WHAT YOU NEED TO DO:
Return every line below exactly as written.

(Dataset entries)
BEGIN

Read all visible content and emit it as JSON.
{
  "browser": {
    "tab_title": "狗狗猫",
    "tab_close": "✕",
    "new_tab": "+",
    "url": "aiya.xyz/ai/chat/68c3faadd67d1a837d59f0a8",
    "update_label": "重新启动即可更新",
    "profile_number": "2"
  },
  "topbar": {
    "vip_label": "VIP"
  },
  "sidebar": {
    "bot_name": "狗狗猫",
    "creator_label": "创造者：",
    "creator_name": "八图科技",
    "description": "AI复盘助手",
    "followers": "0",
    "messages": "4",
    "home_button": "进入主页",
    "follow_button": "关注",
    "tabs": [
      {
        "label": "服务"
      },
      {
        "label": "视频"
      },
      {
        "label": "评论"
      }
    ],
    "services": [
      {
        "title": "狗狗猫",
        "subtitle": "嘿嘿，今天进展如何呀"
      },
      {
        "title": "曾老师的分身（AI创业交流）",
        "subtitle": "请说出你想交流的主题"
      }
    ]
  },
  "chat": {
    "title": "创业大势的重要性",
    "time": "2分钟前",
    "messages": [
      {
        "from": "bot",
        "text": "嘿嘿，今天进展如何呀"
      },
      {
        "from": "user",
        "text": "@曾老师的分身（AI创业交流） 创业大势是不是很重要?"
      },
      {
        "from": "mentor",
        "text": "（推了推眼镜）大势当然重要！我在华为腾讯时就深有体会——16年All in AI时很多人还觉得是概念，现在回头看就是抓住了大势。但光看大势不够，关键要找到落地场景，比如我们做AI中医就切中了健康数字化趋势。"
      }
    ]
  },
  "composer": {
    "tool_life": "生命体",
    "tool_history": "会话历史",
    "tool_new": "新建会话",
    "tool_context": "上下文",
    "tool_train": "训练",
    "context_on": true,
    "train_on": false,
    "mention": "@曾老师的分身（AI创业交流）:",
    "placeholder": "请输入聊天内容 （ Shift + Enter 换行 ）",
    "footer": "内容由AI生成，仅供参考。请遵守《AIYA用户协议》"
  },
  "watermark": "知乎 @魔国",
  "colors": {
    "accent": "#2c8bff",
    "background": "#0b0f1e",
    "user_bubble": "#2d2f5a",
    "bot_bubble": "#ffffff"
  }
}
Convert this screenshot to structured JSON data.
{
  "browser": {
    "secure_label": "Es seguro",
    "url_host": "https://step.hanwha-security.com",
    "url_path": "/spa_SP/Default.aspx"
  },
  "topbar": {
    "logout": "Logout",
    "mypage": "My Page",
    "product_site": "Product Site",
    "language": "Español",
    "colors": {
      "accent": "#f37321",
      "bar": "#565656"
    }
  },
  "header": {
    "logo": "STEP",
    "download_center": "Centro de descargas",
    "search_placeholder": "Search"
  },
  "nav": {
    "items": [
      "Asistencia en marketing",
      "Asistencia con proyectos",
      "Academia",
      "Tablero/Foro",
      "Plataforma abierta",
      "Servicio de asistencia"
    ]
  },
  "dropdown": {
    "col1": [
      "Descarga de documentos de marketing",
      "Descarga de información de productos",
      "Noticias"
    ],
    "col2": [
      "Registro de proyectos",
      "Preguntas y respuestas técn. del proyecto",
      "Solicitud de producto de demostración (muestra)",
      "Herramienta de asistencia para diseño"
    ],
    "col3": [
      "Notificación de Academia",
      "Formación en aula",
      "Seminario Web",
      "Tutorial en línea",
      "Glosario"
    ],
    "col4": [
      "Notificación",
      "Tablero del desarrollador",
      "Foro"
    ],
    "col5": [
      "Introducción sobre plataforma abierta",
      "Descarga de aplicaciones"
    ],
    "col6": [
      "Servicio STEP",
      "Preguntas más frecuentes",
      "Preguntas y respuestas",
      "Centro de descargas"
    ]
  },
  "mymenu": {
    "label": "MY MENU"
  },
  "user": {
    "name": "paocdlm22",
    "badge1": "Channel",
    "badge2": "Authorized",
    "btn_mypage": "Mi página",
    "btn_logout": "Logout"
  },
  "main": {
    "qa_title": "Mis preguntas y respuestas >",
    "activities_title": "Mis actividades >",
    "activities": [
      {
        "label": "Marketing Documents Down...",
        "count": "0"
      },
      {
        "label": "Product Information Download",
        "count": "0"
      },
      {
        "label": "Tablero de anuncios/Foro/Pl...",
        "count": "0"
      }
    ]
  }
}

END

RESULT BELOW:
Read all visible content and emit it as JSON.
{
  "browser": {
    "tab_title": "狗狗猫",
    "tab_close": "✕",
    "new_tab": "+",
    "url": "aiya.xyz/ai/chat/68c3faadd67d1a837d59f0a8",
    "update_label": "重新启动即可更新",
    "profile_number": "2"
  },
  "topbar": {
    "vip_label": "VIP"
  },
  "sidebar": {
    "bot_name": "狗狗猫",
    "creator_label": "创造者：",
    "creator_name": "八图科技",
    "description": "AI复盘助手",
    "followers": "0",
    "messages": "4",
    "home_button": "进入主页",
    "follow_button": "关注",
    "tabs": [
      {
        "label": "服务"
      },
      {
        "label": "视频"
      },
      {
        "label": "评论"
      }
    ],
    "services": [
      {
        "title": "狗狗猫",
        "subtitle": "嘿嘿，今天进展如何呀"
      },
      {
        "title": "曾老师的分身（AI创业交流）",
        "subtitle": "请说出你想交流的主题"
      }
    ]
  },
  "chat": {
    "title": "创业大势的重要性",
    "time": "2分钟前",
    "messages": [
      {
        "from": "bot",
        "text": "嘿嘿，今天进展如何呀"
      },
      {
        "from": "user",
        "text": "@曾老师的分身（AI创业交流） 创业大势是不是很重要?"
      },
      {
        "from": "mentor",
        "text": "（推了推眼镜）大势当然重要！我在华为腾讯时就深有体会——16年All in AI时很多人还觉得是概念，现在回头看就是抓住了大势。但光看大势不够，关键要找到落地场景，比如我们做AI中医就切中了健康数字化趋势。"
      }
    ]
  },
  "composer": {
    "tool_life": "生命体",
    "tool_history": "会话历史",
    "tool_new": "新建会话",
    "tool_context": "上下文",
    "tool_train": "训练",
    "context_on": true,
    "train_on": false,
    "mention": "@曾老师的分身（AI创业交流）:",
    "placeholder": "请输入聊天内容 （ Shift + Enter 换行 ）",
    "footer": "内容由AI生成，仅供参考。请遵守《AIYA用户协议》"
  },
  "watermark": "知乎 @魔国",
  "colors": {
    "accent": "#2c8bff",
    "background": "#0b0f1e",
    "user_bubble": "#2d2f5a",
    "bot_bubble": "#ffffff"
  }
}
Convert this screenshot to structured JSON data.
{
  "browser": {
    "secure_label": "Es seguro",
    "url_host": "https://step.hanwha-security.com",
    "url_path": "/spa_SP/Default.aspx"
  },
  "topbar": {
    "logout": "Logout",
    "mypage": "My Page",
    "product_site": "Product Site",
    "language": "Español",
    "colors": {
      "accent": "#f37321",
      "bar": "#565656"
    }
  },
  "header": {
    "logo": "STEP",
    "download_center": "Centro de descargas",
    "search_placeholder": "Search"
  },
  "nav": {
    "items": [
      "Asistencia en marketing",
      "Asistencia con proyectos",
      "Academia",
      "Tablero/Foro",
      "Plataforma abierta",
      "Servicio de asistencia"
    ]
  },
  "dropdown": {
    "col1": [
      "Descarga de documentos de marketing",
      "Descarga de información de productos",
      "Noticias"
    ],
    "col2": [
      "Registro de proyectos",
      "Preguntas y respuestas técn. del proyecto",
      "Solicitud de producto de demostración (muestra)",
      "Herramienta de asistencia para diseño"
    ],
    "col3": [
      "Notificación de Academia",
      "Formación en aula",
      "Seminario Web",
      "Tutorial en línea",
      "Glosario"
    ],
    "col4": [
      "Notificación",
      "Tablero del desarrollador",
      "Foro"
    ],
    "col5": [
      "Introducción sobre plataforma abierta",
      "Descarga de aplicaciones"
    ],
    "col6": [
      "Servicio STEP",
      "Preguntas más frecuentes",
      "Preguntas y respuestas",
      "Centro de descargas"
    ]
  },
  "mymenu": {
    "label": "MY MENU"
  },
  "user": {
    "name": "paocdlm22",
    "badge1": "Channel",
    "badge2": "Authorized",
    "btn_mypage": "Mi página",
    "btn_logout": "Logout"
  },
  "main": {
    "qa_title": "Mis preguntas y respuestas >",
    "activities_title": "Mis actividades >",
    "activities": [
      {
        "label": "Marketing Documents Down...",
        "count": "0"
      },
      {
        "label": "Product Information Download",
        "count": "0"
      },
      {
        "label": "Tablero de anuncios/Foro/Pl...",
        "count": "0"
      }
    ]
  }
}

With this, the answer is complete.